06 November 2018 3 min. read
More news on

Following reports that businesses in South Africa are increasingly embracing the cloud revolution, Vice President of Corporate Development and Marketing at NETCOM Africa Charles Harrington has now indicated that the business environment in Nigeria appears to be displaying a similar trend.

The digital environment across Africa is becoming more vibrant, particularly as an expanding proportion of the consumer base on the continent gains access to the internet. As a result, markets across Africa are now in a position to possibly mitigate the effects of digital disruption by adopting innovative technology themselves.

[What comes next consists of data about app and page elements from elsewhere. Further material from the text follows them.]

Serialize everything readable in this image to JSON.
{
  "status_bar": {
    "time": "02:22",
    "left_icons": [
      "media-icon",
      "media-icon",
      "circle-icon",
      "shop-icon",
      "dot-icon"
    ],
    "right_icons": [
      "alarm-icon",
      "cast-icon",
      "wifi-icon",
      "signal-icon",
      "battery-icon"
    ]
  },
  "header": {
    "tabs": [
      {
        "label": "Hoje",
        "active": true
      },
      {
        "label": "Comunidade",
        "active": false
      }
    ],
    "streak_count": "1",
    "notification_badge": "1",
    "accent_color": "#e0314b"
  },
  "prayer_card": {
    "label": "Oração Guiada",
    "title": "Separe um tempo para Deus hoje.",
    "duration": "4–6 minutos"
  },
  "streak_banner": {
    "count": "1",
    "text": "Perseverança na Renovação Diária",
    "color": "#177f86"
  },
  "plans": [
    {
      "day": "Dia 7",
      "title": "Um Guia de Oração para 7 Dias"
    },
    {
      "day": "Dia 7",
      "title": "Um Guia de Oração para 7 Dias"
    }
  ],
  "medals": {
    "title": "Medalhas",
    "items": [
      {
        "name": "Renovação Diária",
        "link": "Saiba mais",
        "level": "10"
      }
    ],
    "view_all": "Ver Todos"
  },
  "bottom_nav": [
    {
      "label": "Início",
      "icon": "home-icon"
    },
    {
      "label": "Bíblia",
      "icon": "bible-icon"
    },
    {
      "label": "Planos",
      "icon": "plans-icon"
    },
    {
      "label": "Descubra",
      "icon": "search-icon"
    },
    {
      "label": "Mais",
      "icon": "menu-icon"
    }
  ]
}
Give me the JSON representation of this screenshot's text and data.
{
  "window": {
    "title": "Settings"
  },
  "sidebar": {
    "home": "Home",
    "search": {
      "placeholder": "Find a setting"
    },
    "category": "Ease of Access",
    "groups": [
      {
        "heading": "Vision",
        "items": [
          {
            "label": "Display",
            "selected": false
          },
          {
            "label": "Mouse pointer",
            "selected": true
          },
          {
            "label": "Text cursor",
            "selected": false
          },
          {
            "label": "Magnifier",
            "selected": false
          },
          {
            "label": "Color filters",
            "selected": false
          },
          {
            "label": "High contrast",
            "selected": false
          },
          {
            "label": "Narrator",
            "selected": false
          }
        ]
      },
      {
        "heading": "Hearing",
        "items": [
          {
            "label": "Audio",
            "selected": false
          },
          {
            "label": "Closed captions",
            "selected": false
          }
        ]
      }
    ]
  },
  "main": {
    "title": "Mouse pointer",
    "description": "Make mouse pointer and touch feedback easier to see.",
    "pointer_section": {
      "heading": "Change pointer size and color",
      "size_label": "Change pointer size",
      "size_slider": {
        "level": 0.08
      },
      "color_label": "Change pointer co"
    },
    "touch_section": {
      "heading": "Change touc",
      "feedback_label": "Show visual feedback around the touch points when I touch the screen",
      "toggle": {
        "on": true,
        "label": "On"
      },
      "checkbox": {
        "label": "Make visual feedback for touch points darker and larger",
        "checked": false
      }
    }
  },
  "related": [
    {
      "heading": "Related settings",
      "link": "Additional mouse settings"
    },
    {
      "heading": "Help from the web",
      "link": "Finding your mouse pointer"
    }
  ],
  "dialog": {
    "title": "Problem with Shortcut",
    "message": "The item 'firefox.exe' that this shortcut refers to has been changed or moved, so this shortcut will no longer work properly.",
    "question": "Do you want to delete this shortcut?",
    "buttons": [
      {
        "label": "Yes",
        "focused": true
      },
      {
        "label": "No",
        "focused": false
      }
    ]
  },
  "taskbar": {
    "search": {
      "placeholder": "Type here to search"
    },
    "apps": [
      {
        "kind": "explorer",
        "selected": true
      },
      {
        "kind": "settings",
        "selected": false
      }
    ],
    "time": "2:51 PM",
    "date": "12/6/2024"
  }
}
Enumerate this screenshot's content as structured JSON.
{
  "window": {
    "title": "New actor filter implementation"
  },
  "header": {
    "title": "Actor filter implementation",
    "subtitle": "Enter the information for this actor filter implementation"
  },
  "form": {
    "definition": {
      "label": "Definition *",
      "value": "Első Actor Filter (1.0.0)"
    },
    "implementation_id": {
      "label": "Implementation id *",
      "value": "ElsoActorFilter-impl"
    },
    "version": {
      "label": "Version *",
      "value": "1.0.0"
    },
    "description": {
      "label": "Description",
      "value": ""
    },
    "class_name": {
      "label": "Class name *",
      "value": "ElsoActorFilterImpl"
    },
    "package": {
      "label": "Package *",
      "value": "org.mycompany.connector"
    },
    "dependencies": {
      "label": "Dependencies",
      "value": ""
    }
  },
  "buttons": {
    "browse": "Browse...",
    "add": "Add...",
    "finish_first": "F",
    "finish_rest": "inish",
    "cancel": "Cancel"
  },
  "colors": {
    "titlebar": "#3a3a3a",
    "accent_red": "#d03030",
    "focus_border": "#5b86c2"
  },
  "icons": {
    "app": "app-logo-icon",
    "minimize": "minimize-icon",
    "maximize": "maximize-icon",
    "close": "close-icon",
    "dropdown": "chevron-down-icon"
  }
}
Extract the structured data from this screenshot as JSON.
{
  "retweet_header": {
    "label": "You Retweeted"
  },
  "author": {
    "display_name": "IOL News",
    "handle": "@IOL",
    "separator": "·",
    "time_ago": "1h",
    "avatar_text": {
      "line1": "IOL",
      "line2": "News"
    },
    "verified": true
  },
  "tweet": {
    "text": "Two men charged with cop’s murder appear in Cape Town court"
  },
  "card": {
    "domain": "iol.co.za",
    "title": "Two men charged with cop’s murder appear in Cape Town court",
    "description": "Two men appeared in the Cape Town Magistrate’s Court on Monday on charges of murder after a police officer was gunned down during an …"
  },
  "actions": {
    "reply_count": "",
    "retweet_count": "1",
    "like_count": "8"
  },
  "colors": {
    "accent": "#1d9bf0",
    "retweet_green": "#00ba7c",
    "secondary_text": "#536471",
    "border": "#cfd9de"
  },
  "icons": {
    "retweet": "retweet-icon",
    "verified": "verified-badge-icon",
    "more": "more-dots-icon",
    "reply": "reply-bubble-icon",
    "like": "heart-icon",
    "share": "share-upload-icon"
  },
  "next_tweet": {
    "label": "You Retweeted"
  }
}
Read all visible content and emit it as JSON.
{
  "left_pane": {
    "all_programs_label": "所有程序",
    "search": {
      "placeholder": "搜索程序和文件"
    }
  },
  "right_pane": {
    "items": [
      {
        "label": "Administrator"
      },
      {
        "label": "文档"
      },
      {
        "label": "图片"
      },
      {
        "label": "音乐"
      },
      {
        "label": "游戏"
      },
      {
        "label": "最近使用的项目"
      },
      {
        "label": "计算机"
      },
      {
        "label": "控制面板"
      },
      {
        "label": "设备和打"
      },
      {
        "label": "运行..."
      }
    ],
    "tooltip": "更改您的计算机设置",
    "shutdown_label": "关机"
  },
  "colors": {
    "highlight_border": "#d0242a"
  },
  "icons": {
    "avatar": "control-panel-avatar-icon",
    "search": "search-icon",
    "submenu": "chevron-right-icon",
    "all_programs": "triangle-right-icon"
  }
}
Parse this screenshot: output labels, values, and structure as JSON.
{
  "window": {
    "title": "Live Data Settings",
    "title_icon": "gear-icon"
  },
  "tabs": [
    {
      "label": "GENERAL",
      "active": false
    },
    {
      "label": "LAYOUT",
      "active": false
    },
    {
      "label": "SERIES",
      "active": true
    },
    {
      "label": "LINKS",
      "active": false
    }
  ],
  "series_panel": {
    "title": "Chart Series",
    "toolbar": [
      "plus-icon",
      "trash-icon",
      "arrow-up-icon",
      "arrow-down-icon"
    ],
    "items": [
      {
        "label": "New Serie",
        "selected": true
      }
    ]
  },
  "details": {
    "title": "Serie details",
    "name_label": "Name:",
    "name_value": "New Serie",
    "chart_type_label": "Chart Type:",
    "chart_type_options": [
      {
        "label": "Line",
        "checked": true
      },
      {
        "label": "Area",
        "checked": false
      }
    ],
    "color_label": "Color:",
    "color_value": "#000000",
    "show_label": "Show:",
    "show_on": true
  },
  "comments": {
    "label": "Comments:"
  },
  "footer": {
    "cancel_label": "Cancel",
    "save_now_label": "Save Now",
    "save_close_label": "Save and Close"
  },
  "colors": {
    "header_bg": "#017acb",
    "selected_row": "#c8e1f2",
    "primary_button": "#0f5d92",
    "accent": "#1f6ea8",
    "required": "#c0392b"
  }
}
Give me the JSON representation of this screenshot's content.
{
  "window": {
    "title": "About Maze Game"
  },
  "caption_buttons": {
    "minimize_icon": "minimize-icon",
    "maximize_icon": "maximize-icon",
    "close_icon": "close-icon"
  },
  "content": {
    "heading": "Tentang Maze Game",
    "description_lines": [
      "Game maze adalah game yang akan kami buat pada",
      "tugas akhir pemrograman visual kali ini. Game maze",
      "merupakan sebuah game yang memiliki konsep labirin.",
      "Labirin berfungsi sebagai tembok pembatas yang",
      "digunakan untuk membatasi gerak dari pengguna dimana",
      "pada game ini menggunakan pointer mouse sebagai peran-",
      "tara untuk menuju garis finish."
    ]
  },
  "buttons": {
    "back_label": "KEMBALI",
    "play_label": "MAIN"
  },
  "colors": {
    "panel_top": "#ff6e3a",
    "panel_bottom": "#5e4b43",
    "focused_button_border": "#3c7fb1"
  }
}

The high costs involved in adopting these innovative enhancements means that this trend is likely to be led by the largest economies on the continent such as South Africa and Nigeria. In Nigeria, revenues from the digital services sector are projected to surpass the $2 billion mark by as early as 2022.

Vice President at IT consulting firm NETCOM, Charles Harrington has elucidated how the firm’s suite of service has been pushed towards expanding in scope, primarily due to the increasing variety in the demand for digital services. The firm began as an internet service provider, and has since rapidly expanded in its services offerings.

Nigerian businesses are starting to embrace cloud-based technology

Currently, NETCOM’s services include managed IT Solutions and outsourcing, cloud services, ERP implementation and management, IT security and a whole host of others. According to Harrington, the cloud services domain is an area that has gained particular popularity in recent times.

“One trend that I have noticed is that Nigeria is typically a bit behind in technology trends and then we leap to close that gap.  This is what I am seeing with cloud servers and data center colocation as well,” he says. More than the costs – which was the primary barrier for firms in South Africa – Harrington attributes the slow gravitation towards cloud as stemming from security concerns.

“A couple of years ago companies would shudder to think that could put their servers in someone else’s server room or data center, and even worse to put it in the cloud!  Today companies here in Nigeria are embracing the idea,” he explains.  

Nevertheless, the risk of data breaches still remains pertinent, and the awareness of this risk amongst Nigerian firms is made evident by the fact that revenues from the cyber security domain in the country are currently in excess of $500 million and will grow past $700 million by 2022.

“Data breaches are lot more frequent lately, and this trend is going to continue, the best thing for companies to do is to ensure they get the protection that they need before the breach. We encourage companies to have their mails on the clouds, their emails and file storage should be in the cloud,” says Harrington.